[YOUR INSTRUCTIONS]:
Once every line below has been checked for "screenshot", give only the number of lines that have it.

Entries from a dataset of interfaces:
☆ ☆ ☆ ☆

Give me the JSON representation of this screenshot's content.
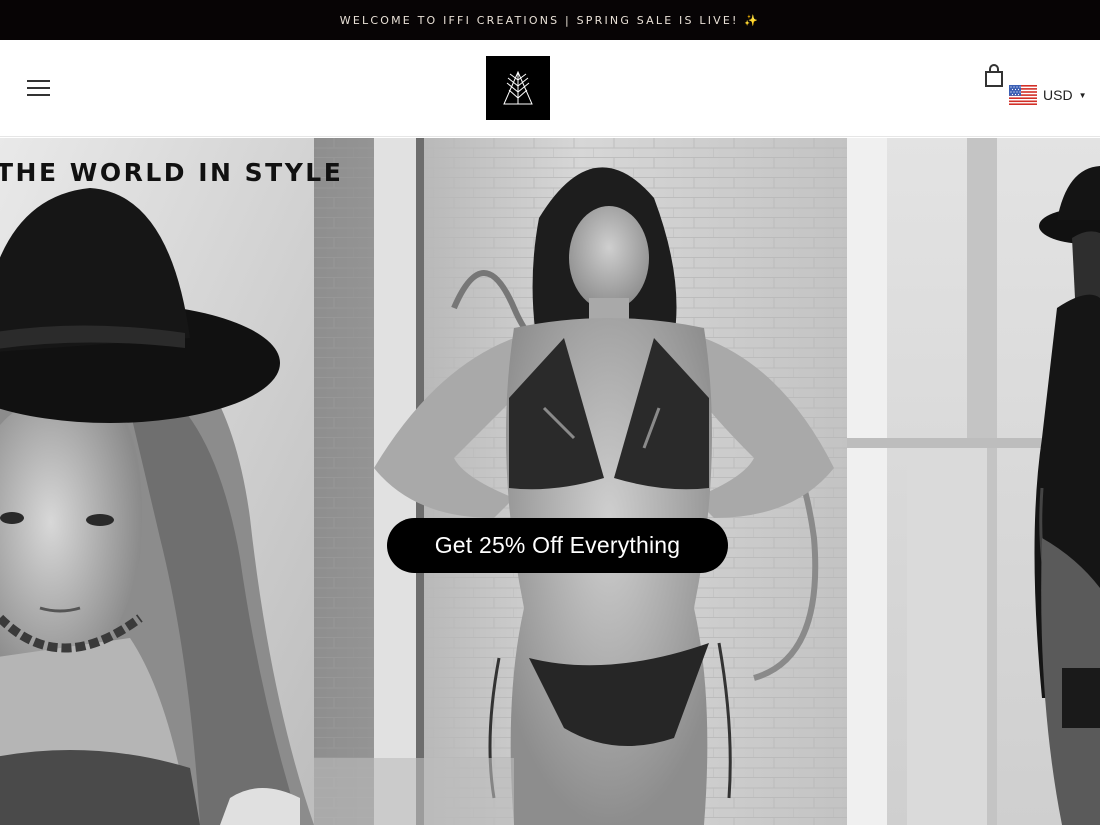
{
  "announcement": {
    "text": "WELCOME TO IFFI CREATIONS | SPRING SALE IS LIVE! ✨"
  },
  "header": {
    "menu_icon": "hamburger-menu-icon",
    "logo_icon": "brand-logo-mark",
    "cart_icon": "shopping-bag-icon",
    "currency": {
      "code": "USD",
      "flag_icon": "us-flag-icon",
      "caret_icon": "caret-down-icon"
    }
  },
  "hero": {
    "heading": "THE WORLD IN STYLE",
    "cta_label": "Get 25% Off Everything"
  },
  "colors": {
    "announcement_bg": "#070405",
    "announcement_text": "#e8e0d6",
    "cta_bg": "#000000",
    "cta_text": "#ffffff"
  }
}
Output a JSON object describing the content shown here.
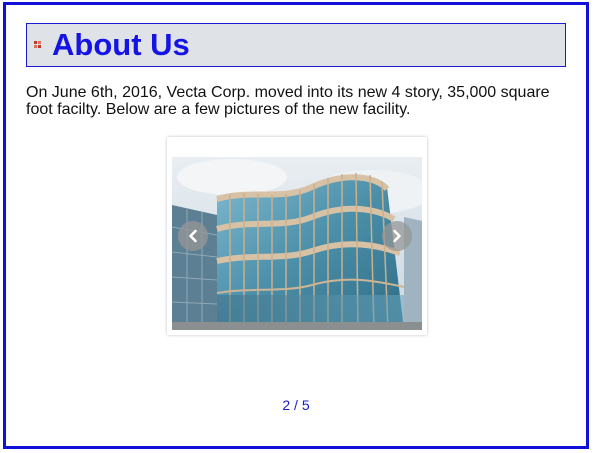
{
  "page": {
    "title": "About Us",
    "intro": "On June 6th, 2016, Vecta Corp. moved into its new 4 story, 35,000 square foot facilty. Below are a few pictures of the new facility."
  },
  "slideshow": {
    "counter": "2 / 5",
    "current": 2,
    "total": 5,
    "prev_icon": "chevron-left-icon",
    "next_icon": "chevron-right-icon"
  },
  "colors": {
    "frame_border": "#1010d8",
    "title_bg": "#dfe2e6",
    "title_text": "#1414e6",
    "counter_text": "#1a1acc"
  }
}
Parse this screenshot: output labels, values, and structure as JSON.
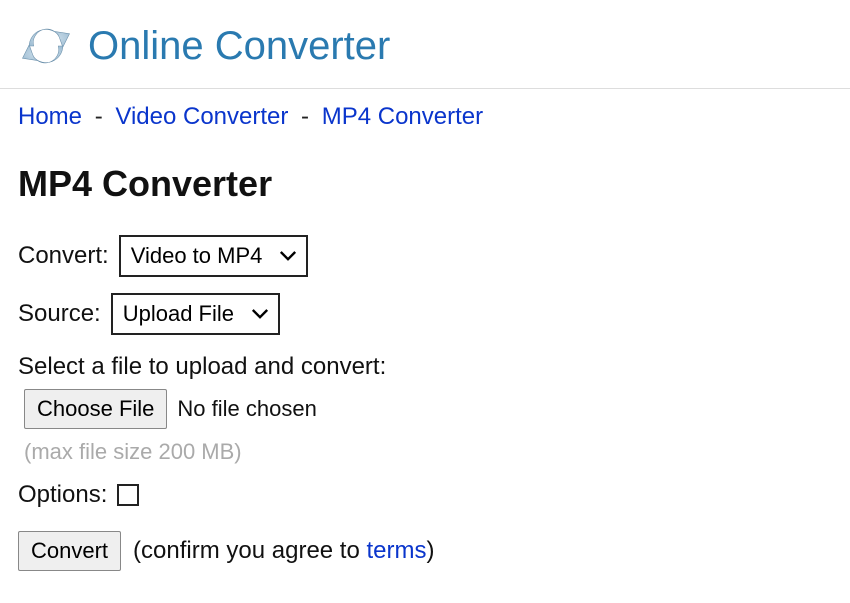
{
  "header": {
    "site_title": "Online Converter"
  },
  "breadcrumb": {
    "items": [
      "Home",
      "Video Converter",
      "MP4 Converter"
    ],
    "separator": "-"
  },
  "page": {
    "title": "MP4 Converter"
  },
  "form": {
    "convert_label": "Convert:",
    "convert_value": "Video to MP4",
    "source_label": "Source:",
    "source_value": "Upload File",
    "select_instruction": "Select a file to upload and convert:",
    "choose_file_button": "Choose File",
    "file_status": "No file chosen",
    "max_size_hint": "(max file size 200 MB)",
    "options_label": "Options:",
    "convert_button": "Convert",
    "confirm_prefix": "(confirm you agree to ",
    "terms_link": "terms",
    "confirm_suffix": ")"
  }
}
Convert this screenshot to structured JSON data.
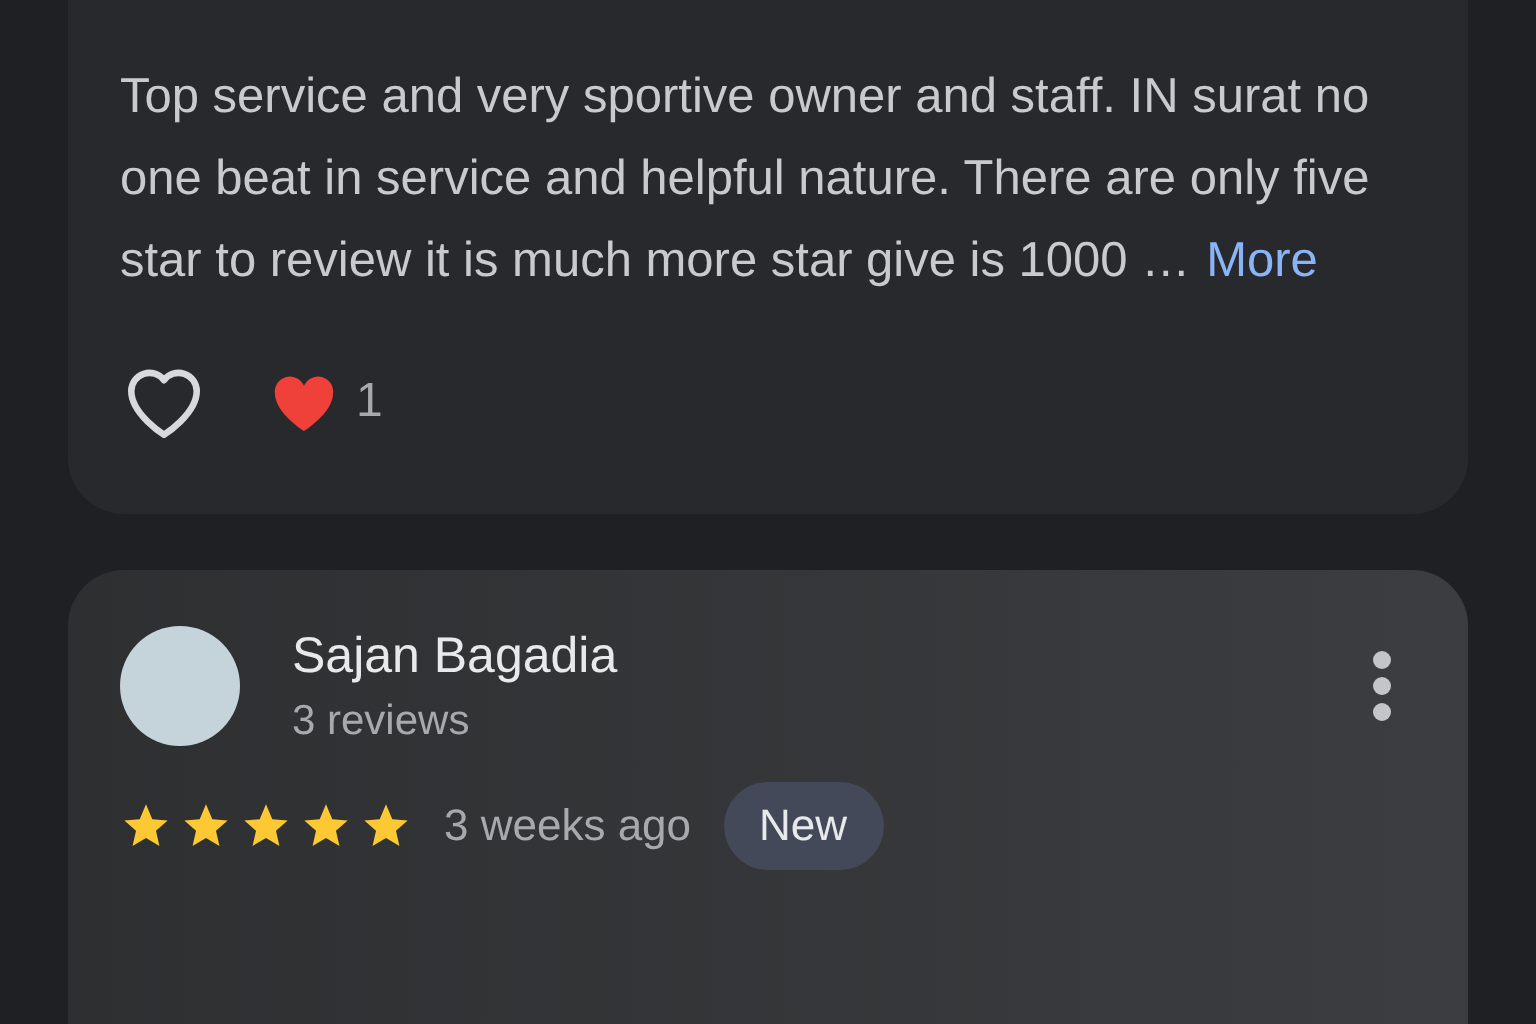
{
  "reviews": [
    {
      "text": "Top service and very sportive owner and staff. IN surat no one beat in service and helpful nature. There are only five star to review it is much more star give is 1000 …",
      "more": "More",
      "reaction_count": "1"
    },
    {
      "name": "Sajan Bagadia",
      "meta": "3 reviews",
      "stars": 5,
      "time": "3 weeks ago",
      "badge": "New"
    }
  ]
}
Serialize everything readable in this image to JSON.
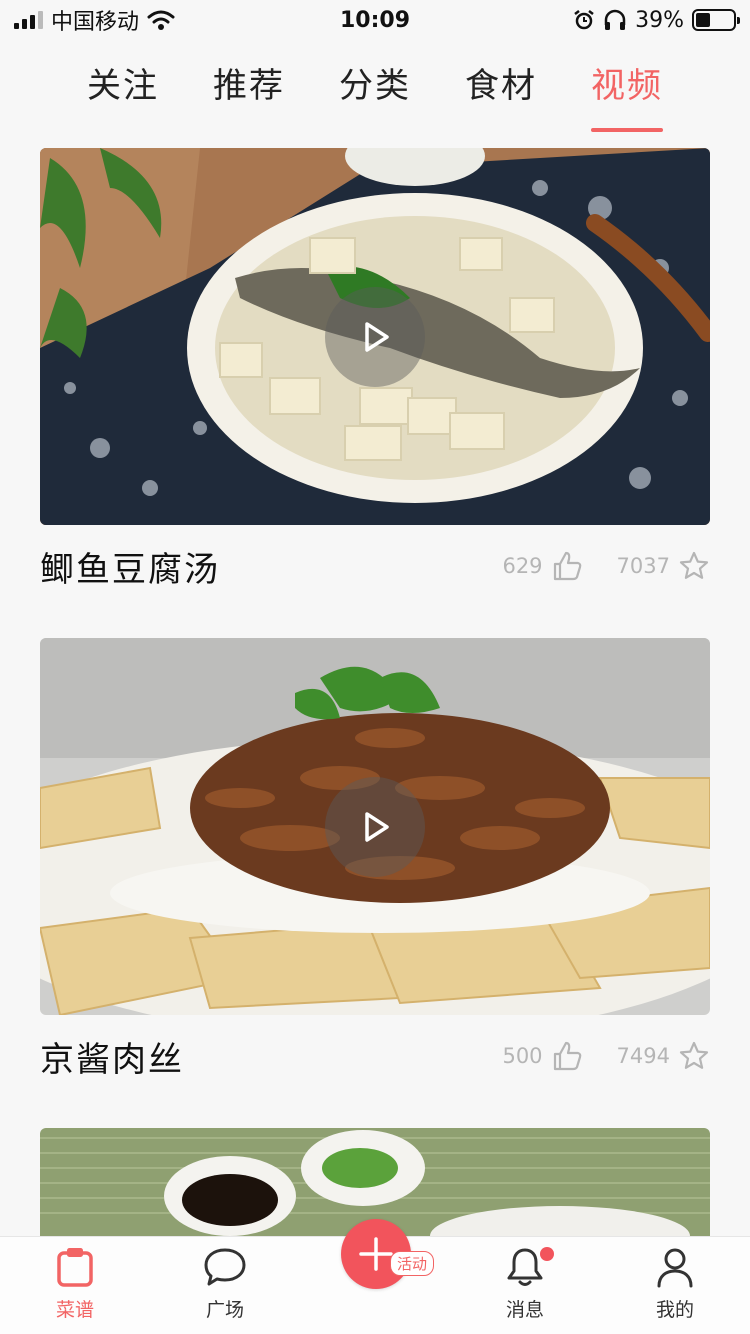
{
  "status_bar": {
    "carrier": "中国移动",
    "time": "10:09",
    "battery": "39%",
    "battery_level": 0.39
  },
  "tabs": [
    {
      "label": "关注",
      "active": false
    },
    {
      "label": "推荐",
      "active": false
    },
    {
      "label": "分类",
      "active": false
    },
    {
      "label": "食材",
      "active": false
    },
    {
      "label": "视频",
      "active": true
    }
  ],
  "feed": [
    {
      "title": "鲫鱼豆腐汤",
      "likes": "629",
      "favorites": "7037"
    },
    {
      "title": "京酱肉丝",
      "likes": "500",
      "favorites": "7494"
    },
    {
      "title": ""
    }
  ],
  "tabbar": {
    "items": [
      {
        "label": "菜谱",
        "icon": "clipboard-icon",
        "active": true
      },
      {
        "label": "广场",
        "icon": "speech-bubble-icon",
        "active": false
      },
      {
        "label": "",
        "icon": "plus-icon",
        "badge": "活动"
      },
      {
        "label": "消息",
        "icon": "bell-icon",
        "active": false
      },
      {
        "label": "我的",
        "icon": "person-icon",
        "active": false
      }
    ]
  },
  "colors": {
    "accent": "#f26464",
    "text": "#111111",
    "muted": "#b5b5b5"
  }
}
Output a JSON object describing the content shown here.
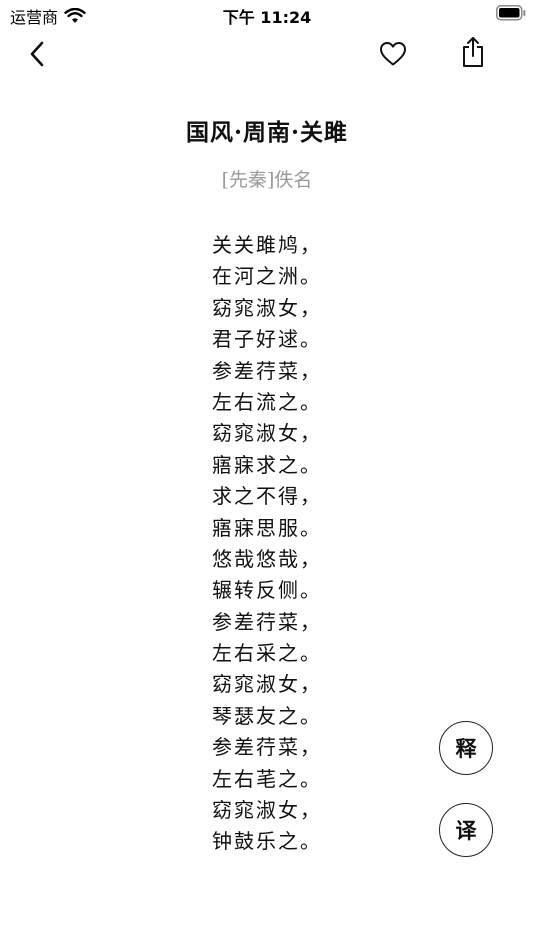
{
  "status_bar": {
    "carrier": "运营商",
    "time": "下午 11:24"
  },
  "nav": {
    "back_icon": "chevron-left-icon",
    "favorite_icon": "heart-icon",
    "share_icon": "share-icon"
  },
  "poem": {
    "title": "国风·周南·关雎",
    "author": "[先秦]佚名",
    "lines": [
      "关关雎鸠，",
      "在河之洲。",
      "窈窕淑女，",
      "君子好逑。",
      "参差荇菜，",
      "左右流之。",
      "窈窕淑女，",
      "寤寐求之。",
      "求之不得，",
      "寤寐思服。",
      "悠哉悠哉，",
      "辗转反侧。",
      "参差荇菜，",
      "左右采之。",
      "窈窕淑女，",
      "琴瑟友之。",
      "参差荇菜，",
      "左右芼之。",
      "窈窕淑女，",
      "钟鼓乐之。"
    ]
  },
  "actions": {
    "annotation_label": "释",
    "translation_label": "译"
  }
}
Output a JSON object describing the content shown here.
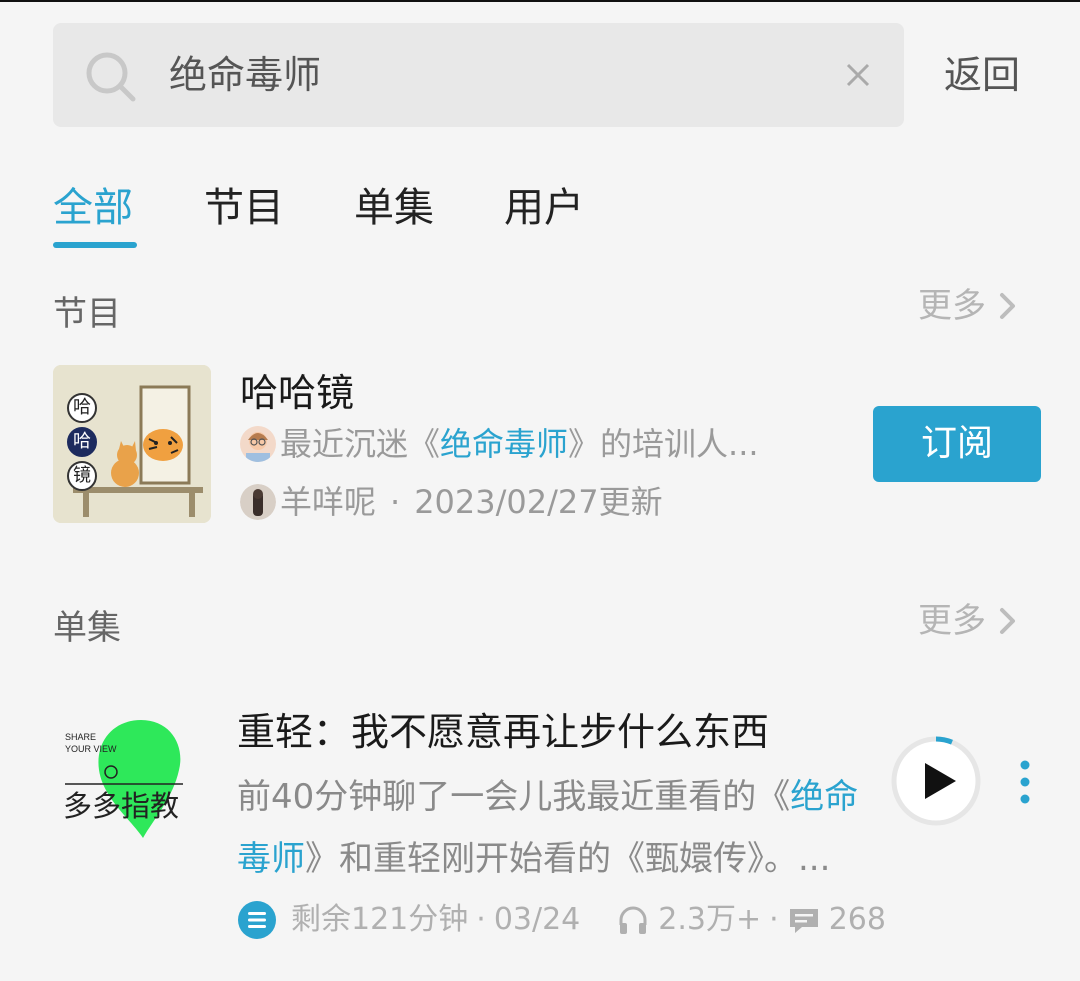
{
  "search": {
    "query": "绝命毒师",
    "back_label": "返回"
  },
  "tabs": [
    {
      "label": "全部",
      "active": true
    },
    {
      "label": "节目",
      "active": false
    },
    {
      "label": "单集",
      "active": false
    },
    {
      "label": "用户",
      "active": false
    }
  ],
  "programs_section": {
    "title": "节目",
    "more_label": "更多",
    "item": {
      "cover_text": [
        "哈",
        "哈",
        "镜"
      ],
      "title": "哈哈镜",
      "desc_prefix": "最近沉迷《",
      "desc_highlight": "绝命毒师",
      "desc_suffix": "》的培训人...",
      "author": "羊咩呢",
      "updated": "2023/02/27更新",
      "subscribe_label": "订阅"
    }
  },
  "episodes_section": {
    "title": "单集",
    "more_label": "更多",
    "item": {
      "cover_small_text_1": "SHARE",
      "cover_small_text_2": "YOUR VIEW",
      "cover_text": "多多指教",
      "title": "重轻：我不愿意再让步什么东西",
      "desc_part1": "前40分钟聊了一会儿我最近重看的《",
      "desc_highlight": "绝命毒师",
      "desc_part2": "》和重轻刚开始看的《甄嬛传》。...",
      "remaining": "剩余121分钟",
      "date": "03/24",
      "plays": "2.3万+",
      "comments": "268"
    }
  },
  "colors": {
    "accent": "#2aa3cf",
    "cover_green": "#2ee85a"
  }
}
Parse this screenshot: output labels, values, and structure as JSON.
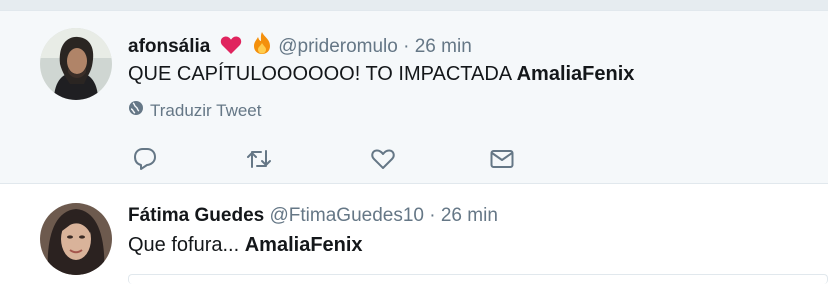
{
  "tweets": [
    {
      "fullname": "afonsália",
      "emoji_1": "red-heart",
      "emoji_2": "fire",
      "handle": "@prideromulo",
      "dot": "·",
      "time": "26 min",
      "text_prefix": "QUE CAPÍTULOOOOOO! TO IMPACTADA ",
      "mention": "AmaliaFenix",
      "translate": "Traduzir Tweet",
      "actions": [
        "reply-icon",
        "retweet-icon",
        "like-icon",
        "direct-message-icon"
      ]
    },
    {
      "fullname": "Fátima Guedes",
      "handle": "@FtimaGuedes10",
      "dot": "·",
      "time": "26 min",
      "text_prefix": "Que fofura... ",
      "mention": "AmaliaFenix"
    }
  ],
  "colors": {
    "background_highlight": "#f5f8fa",
    "secondary_text": "#657786",
    "heart": "#e0245e",
    "fire": "#f4900c"
  }
}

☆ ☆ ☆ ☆

[YOUR SOLUTION]:
4